SEGA has no trust in its in-house brands outside of Japan
[Well, not counting Sonic the Hedgehog]
This is really the truth, SEGA thinks that no one cares about their in-house brands (not counting Sonic the Hedgehog) outside of Japan. While some might be quick to defend and say otherwise, SEGA has proven in the last couple of years that they don’t think their in-house brands are worth bringing over. For example they passed on publishing and funding duties for Bayonetta 2 to Nintendo, instead of bringing the game to Playstation 4 and Xbox One, capitalizing on the audience they started building last generation.
It doesn’t end there, Yakuza 5 came out in Japan in 2012 and ever since its released SEGA fans have been asking SEGA for a localization. Fansites like Yakuza Fan really took up the mantle on gathering the fanbase and asking SEGA nicely for a new game. During the time I would talk to people that worked at SEGA and according to them the franchise was looked down upon as a failure with a niche fanbase that ‘whined too much’. This is now what SEGA fans have become to SEGA America, fans that ‘whine too much’ for localization of big Japanese titles. I mean its one thing to ask for a brand new game to be made from the ground up, I understand that frustration, but to call fans that just want a localized titles as ‘whiny’ basically sums up why SEGA America is a huge failure in the eyes of many SEGA fans.
The only reason that Yakuza 5 is coming isn’t because SEGA had a change of heart, but because fans gave up on asking SEGA and starting asking Sony’s Third Party Program team. That’s right, Sony has a program to bring fan requested titles to Playstation platforms and one of the first games on their list happen to be Yakuza 5. It’s a really weird world when Sony sees the demand, yet SEGA seems a bit blind to it. This is the same team that help Yu Suzuki and Ys Net get on Sony’s E3 2015 stage and announce Shenmue 3 Kickstarter. While this would have been a opportunity for SEGA to hit their social media and tell fans about the Kicktarter, they totally ignored it even tho they have sponsored Kickstarters in the past. At this point, Sony has shown more love for SEGA’s in-house Japanese franchises than SEGA as a whole.

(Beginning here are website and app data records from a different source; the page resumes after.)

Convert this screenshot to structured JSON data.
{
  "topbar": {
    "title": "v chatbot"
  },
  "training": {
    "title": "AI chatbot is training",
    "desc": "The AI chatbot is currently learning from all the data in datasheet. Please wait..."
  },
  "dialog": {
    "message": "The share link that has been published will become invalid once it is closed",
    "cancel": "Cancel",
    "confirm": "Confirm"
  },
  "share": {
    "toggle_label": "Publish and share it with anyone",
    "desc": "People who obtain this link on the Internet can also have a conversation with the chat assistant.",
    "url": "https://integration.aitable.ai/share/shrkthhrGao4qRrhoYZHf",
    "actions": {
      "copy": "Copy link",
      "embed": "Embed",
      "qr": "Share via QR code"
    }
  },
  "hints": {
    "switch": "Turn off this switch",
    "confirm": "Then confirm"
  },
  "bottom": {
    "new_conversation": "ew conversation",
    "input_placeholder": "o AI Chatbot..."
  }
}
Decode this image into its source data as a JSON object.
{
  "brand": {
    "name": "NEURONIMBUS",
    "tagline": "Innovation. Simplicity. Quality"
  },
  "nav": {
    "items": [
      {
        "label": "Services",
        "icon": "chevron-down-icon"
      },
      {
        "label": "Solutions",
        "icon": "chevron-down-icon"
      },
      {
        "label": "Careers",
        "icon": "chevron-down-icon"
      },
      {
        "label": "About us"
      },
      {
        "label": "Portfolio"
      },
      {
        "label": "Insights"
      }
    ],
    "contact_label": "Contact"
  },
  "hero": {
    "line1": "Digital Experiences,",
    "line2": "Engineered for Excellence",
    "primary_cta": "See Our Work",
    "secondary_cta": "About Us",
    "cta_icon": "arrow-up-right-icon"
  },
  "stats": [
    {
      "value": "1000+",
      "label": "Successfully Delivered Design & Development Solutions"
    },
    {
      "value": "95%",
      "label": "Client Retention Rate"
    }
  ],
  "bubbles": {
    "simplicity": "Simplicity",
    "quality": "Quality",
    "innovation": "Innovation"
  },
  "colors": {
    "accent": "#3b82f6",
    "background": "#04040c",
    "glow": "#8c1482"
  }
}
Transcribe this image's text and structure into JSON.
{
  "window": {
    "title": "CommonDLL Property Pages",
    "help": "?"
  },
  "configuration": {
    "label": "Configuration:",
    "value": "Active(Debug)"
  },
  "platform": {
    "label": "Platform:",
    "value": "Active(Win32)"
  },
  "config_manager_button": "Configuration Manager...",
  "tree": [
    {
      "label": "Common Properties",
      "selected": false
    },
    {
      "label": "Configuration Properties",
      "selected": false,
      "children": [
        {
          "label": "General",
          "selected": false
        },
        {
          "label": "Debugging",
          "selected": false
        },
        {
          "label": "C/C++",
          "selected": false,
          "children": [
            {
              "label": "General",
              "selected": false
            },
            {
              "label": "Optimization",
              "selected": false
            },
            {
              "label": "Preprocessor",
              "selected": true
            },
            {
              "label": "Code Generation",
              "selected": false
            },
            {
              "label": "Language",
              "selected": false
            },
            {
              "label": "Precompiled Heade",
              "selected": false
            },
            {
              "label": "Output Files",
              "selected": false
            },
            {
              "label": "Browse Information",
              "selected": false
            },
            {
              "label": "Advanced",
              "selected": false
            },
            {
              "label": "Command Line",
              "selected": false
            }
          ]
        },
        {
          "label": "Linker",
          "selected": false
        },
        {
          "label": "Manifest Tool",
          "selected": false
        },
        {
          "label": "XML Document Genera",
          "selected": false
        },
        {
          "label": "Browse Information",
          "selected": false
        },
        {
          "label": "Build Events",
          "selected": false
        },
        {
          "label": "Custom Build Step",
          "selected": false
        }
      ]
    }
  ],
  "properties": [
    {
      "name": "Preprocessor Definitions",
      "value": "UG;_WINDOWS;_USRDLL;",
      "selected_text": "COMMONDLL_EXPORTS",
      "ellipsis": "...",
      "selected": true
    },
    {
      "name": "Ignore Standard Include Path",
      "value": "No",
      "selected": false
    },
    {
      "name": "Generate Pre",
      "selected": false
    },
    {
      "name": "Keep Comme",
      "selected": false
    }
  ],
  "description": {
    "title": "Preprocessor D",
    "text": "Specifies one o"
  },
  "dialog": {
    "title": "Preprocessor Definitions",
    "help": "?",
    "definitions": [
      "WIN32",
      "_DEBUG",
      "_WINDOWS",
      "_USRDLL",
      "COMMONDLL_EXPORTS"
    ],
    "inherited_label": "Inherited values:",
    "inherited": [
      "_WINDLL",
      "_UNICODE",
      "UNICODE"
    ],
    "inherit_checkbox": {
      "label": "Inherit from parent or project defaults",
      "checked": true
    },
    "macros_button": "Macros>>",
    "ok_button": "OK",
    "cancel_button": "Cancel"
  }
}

The sad reality is that the Phantasy Star franchise will become just like the Shining franchise, Japan only. Once you stop supporting a main entry in the West, it makes it harder for future titles to be brought over. This isn’t only going to be Phantasy Star Online 2, it will also continue when the game’s sequel and other spin-offs (as we have seen with Phantasy Star Nova). This could very well be the end of the Phantasy Star franchise for Western players unless SEGA has a change of heart. I wonder Haruki Satomi will talk about this decision? I mean, he was quick to react when fan feedback was positive, but what about when its negative? He will most likely brush it off as a whiny fan doing what they do best, whining.